For example, a major goal at Neng’s job in Cambodia has been to implement a new staff allocation system. As part of that, she found a software application to automate a cumbersome manual process for dealing with spreadsheets, creating an efficiency for the team. She has also taught the employees to think more strategically about their work process and tools. Neng believes that just the fact of her presence as a ranking woman in itself has sent a message to the office’s young female staff, who have seen her poise and self-assurance each day on the job.
Thinking about efficiency carries over into her everyday interactions as well. Usually, silence is not a form of negotiation, but for Neng, it is. She makes direct eye contact with tuk-tuk drivers, her head slightly tilts in skepticism, and she remains quiet until they feel compelled to provide a fair price. If not, she doesn’t waste time—she walks away, having considered whether it’s even worth negotiating to begin with. “Are we still talking?” she asks those who try to keep haggling after first quoting an unreasonable amount.
But that tough-minded approach is how she maneuvers through life and trains others to as well. As a mentor, she tends to favor the disadvantaged, and on some occasions she has even drafted communication for them to ensure a favorable outcome. This is the sort of skill she hopes to instill in the young business leaders of Cambodia, so they can be ready to compete with neighboring countries. The Association of Southeast Asian Nations is set for regional economic integration next year, as Neng is aware, giving such training a greater sense of urgency.
Indeed, the economic picture in Cambodia and among the Cambodian diaspora is often overlooked, while cultural/artistic pursuits and historical studies are the focus of much attention. Returning to Cambodia to teach English, for instance, can be a meaningful experience for not only the teacher (who ideally has credentials in language education) but for locals, if what is emphasized is the importance of Cambodians being able to communicate internationally for their own advancement. If more returnees thought about their work as a potential way to address the country’s fundamental need for better economic opportunities, the results could be even longer-lasting.
Of course, there is room for all types of visits and visions, and they can work together to have an effect that would be impossible without creative yet critical thinking. Such was the case for a 2012 documentary called “A River Changes Course” that combined the art of filmmaking with a desire to show the daily struggles of average Cambodians, raising profound questions about modernization and the sustainability of old versus new ways of earning a living.
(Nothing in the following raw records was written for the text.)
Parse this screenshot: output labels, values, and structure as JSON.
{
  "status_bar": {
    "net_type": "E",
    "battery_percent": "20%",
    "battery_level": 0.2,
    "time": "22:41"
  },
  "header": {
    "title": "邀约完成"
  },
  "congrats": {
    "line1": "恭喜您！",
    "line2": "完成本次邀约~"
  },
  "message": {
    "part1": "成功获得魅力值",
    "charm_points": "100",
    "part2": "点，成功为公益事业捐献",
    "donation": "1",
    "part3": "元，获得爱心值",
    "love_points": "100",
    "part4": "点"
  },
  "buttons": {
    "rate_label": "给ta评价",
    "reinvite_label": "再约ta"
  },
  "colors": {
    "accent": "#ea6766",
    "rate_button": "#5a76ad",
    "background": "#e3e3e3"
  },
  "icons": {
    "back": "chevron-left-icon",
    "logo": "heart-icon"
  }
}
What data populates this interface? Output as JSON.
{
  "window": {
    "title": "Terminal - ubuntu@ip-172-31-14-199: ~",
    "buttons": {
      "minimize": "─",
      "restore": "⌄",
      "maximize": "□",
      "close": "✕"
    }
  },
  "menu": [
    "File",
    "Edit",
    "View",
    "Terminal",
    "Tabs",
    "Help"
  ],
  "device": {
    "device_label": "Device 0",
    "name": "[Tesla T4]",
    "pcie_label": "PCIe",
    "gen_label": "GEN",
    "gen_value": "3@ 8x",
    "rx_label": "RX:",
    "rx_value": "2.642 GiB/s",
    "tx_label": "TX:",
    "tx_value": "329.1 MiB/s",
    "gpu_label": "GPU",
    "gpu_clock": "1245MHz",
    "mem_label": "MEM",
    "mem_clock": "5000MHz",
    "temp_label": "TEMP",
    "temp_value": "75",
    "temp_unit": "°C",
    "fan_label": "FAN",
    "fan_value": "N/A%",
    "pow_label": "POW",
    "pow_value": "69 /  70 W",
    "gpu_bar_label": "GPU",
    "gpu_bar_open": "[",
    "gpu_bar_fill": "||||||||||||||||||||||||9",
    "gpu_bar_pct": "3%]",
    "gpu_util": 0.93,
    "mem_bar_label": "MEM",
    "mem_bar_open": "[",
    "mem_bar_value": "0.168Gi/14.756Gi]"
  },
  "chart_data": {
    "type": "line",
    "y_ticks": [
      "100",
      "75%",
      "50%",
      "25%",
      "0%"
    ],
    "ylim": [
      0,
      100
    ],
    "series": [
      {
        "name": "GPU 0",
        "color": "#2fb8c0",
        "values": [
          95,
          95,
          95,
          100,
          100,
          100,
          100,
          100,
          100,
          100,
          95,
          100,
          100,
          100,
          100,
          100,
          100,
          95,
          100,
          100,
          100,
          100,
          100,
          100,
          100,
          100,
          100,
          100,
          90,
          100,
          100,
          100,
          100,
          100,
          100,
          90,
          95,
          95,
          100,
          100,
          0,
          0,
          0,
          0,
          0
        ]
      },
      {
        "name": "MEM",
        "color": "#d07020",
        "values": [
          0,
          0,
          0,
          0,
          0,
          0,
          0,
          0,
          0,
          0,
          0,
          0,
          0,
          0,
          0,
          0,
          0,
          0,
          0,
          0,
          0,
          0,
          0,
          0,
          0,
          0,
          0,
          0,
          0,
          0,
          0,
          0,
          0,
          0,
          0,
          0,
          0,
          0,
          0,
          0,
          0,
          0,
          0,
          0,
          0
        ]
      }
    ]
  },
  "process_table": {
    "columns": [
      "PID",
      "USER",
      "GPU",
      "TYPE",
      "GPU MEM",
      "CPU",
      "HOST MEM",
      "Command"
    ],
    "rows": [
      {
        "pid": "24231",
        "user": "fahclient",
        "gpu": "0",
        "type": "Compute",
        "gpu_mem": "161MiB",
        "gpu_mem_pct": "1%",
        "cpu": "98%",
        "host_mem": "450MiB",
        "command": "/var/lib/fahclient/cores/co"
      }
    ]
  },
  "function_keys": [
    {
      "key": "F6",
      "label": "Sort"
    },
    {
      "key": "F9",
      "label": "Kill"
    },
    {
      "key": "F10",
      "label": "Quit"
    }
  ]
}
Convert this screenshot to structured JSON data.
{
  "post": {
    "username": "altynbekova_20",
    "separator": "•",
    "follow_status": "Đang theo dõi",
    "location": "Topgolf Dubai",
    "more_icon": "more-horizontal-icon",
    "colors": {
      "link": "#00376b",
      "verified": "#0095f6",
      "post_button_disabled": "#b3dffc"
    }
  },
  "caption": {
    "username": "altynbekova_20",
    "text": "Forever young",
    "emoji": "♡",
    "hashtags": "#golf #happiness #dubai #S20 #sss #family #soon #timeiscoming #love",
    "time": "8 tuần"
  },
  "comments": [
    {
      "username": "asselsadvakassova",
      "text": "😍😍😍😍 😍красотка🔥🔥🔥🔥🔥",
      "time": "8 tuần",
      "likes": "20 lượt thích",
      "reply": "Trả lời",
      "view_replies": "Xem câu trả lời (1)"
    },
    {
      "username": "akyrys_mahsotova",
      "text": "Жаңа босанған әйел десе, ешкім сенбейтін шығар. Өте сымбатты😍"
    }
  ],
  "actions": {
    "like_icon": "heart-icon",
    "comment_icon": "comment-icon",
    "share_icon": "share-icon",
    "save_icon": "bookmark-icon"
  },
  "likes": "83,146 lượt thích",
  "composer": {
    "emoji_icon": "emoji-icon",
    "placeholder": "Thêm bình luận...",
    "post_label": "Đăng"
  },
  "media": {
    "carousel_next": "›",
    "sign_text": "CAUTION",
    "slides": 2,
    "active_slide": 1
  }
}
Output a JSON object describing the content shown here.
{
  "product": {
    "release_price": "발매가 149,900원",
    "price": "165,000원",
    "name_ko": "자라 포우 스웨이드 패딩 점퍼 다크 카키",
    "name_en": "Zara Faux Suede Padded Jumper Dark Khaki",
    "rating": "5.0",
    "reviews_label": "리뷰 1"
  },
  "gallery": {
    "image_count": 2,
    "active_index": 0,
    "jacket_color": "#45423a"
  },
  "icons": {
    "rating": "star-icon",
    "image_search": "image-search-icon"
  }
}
As for Neng, she has her own standard for a good livelihood. “Career success is maximizing yourself intellectually and/or creatively while also maintaining accountability for your personal life, as in finances and family. To achieve it, you get up every time you fail and surround yourself with those who are smarter or more skilled than you are,” said Neng. “We have a lot to learn from everyone else, and ignoring that opportunity inhibits success in any area of life, really.”
By that definition, it seems wise to stay close to people like Neng herself, a returnee whose perspective reflects the gratitude that many members of the Cambodian diaspora feel for the benefits they grew up with thanks to their citizenship. The resulting contributions and the personal satisfaction from a relocation to Cambodia are not guaranteed, but the paths are there, waiting for a few more bold travelers.